Exact repetition, please: start with the line where "Decode this image" appears and stop after the final line of the records.

START STUDY MATERIAL

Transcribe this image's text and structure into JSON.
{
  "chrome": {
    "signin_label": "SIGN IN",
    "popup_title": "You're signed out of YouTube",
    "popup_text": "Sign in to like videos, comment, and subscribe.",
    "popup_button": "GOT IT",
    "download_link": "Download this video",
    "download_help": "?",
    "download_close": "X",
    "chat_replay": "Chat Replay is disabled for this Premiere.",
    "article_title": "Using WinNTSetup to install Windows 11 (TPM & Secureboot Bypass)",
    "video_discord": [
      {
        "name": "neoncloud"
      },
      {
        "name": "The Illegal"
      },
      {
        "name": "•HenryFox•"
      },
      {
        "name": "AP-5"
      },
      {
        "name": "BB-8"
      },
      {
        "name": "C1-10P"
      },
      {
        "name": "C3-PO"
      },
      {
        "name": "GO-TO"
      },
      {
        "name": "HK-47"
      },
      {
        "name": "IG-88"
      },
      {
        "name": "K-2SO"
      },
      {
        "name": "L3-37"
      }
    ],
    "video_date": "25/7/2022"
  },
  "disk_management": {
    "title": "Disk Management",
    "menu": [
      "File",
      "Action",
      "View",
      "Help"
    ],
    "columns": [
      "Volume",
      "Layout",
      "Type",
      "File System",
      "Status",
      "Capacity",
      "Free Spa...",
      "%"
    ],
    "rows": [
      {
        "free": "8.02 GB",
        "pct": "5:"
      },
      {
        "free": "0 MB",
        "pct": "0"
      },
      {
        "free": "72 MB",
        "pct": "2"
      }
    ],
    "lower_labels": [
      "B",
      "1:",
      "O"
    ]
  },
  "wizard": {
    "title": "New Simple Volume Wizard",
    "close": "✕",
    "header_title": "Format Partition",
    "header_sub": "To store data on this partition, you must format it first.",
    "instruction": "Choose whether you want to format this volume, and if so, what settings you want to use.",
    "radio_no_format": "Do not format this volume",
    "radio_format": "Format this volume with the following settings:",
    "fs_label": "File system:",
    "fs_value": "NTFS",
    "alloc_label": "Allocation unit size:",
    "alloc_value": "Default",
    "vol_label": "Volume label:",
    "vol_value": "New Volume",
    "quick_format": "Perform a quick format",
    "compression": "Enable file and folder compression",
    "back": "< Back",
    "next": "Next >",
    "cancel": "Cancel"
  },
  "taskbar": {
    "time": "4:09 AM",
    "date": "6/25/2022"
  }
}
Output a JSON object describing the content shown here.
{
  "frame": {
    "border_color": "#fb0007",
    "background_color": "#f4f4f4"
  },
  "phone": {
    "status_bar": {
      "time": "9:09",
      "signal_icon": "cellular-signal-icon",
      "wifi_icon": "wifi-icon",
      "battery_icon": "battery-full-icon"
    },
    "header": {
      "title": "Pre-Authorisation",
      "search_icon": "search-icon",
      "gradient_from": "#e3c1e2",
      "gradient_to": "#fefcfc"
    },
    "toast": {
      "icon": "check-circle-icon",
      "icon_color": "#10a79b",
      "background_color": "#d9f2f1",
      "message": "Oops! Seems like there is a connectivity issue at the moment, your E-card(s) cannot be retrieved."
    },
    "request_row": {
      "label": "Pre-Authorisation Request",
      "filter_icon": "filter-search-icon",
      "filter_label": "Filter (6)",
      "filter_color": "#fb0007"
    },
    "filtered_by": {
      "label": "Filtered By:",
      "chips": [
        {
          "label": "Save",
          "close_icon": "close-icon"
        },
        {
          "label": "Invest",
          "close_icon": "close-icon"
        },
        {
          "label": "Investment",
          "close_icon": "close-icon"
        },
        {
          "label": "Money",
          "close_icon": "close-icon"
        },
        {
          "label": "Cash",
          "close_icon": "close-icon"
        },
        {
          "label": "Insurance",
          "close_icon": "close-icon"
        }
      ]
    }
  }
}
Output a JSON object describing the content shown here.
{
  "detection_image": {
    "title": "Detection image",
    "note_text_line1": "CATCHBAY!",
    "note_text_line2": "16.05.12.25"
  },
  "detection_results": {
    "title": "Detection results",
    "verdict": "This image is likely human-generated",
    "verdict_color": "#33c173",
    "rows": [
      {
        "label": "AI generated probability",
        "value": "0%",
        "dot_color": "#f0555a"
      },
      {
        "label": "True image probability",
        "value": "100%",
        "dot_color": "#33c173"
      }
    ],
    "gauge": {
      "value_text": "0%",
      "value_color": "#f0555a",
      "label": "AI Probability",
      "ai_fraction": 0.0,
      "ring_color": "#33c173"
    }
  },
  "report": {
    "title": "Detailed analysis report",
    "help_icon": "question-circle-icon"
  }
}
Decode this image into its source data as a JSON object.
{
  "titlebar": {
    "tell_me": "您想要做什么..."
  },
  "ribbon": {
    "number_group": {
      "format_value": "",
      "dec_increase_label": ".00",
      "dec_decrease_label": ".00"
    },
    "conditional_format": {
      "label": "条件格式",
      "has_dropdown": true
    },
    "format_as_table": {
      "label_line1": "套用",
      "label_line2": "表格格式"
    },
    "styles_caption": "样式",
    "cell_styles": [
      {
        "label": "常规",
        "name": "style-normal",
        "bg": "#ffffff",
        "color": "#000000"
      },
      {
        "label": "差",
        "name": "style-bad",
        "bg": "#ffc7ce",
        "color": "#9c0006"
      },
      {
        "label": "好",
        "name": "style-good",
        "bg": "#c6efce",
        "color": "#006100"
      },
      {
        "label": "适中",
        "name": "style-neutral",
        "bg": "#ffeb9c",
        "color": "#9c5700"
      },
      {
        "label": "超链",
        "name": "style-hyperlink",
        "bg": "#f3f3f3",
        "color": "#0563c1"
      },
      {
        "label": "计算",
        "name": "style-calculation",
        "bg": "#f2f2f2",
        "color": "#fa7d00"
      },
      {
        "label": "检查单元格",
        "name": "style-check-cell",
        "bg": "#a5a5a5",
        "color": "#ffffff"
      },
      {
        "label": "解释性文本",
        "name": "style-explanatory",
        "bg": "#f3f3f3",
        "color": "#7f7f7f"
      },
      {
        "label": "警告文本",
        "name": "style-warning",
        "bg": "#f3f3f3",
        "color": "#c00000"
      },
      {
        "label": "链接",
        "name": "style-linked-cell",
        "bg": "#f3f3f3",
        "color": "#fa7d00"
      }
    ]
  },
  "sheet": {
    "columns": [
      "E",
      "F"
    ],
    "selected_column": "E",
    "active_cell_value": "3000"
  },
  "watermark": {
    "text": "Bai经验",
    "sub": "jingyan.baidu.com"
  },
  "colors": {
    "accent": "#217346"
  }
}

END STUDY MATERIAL

*OUTPUT FOR THIS EXERCISE:*
Decode this image into its source data as a JSON object.
{
  "titlebar": {
    "tell_me": "您想要做什么..."
  },
  "ribbon": {
    "number_group": {
      "format_value": "",
      "dec_increase_label": ".00",
      "dec_decrease_label": ".00"
    },
    "conditional_format": {
      "label": "条件格式",
      "has_dropdown": true
    },
    "format_as_table": {
      "label_line1": "套用",
      "label_line2": "表格格式"
    },
    "styles_caption": "样式",
    "cell_styles": [
      {
        "label": "常规",
        "name": "style-normal",
        "bg": "#ffffff",
        "color": "#000000"
      },
      {
        "label": "差",
        "name": "style-bad",
        "bg": "#ffc7ce",
        "color": "#9c0006"
      },
      {
        "label": "好",
        "name": "style-good",
        "bg": "#c6efce",
        "color": "#006100"
      },
      {
        "label": "适中",
        "name": "style-neutral",
        "bg": "#ffeb9c",
        "color": "#9c5700"
      },
      {
        "label": "超链",
        "name": "style-hyperlink",
        "bg": "#f3f3f3",
        "color": "#0563c1"
      },
      {
        "label": "计算",
        "name": "style-calculation",
        "bg": "#f2f2f2",
        "color": "#fa7d00"
      },
      {
        "label": "检查单元格",
        "name": "style-check-cell",
        "bg": "#a5a5a5",
        "color": "#ffffff"
      },
      {
        "label": "解释性文本",
        "name": "style-explanatory",
        "bg": "#f3f3f3",
        "color": "#7f7f7f"
      },
      {
        "label": "警告文本",
        "name": "style-warning",
        "bg": "#f3f3f3",
        "color": "#c00000"
      },
      {
        "label": "链接",
        "name": "style-linked-cell",
        "bg": "#f3f3f3",
        "color": "#fa7d00"
      }
    ]
  },
  "sheet": {
    "columns": [
      "E",
      "F"
    ],
    "selected_column": "E",
    "active_cell_value": "3000"
  },
  "watermark": {
    "text": "Bai经验",
    "sub": "jingyan.baidu.com"
  },
  "colors": {
    "accent": "#217346"
  }
}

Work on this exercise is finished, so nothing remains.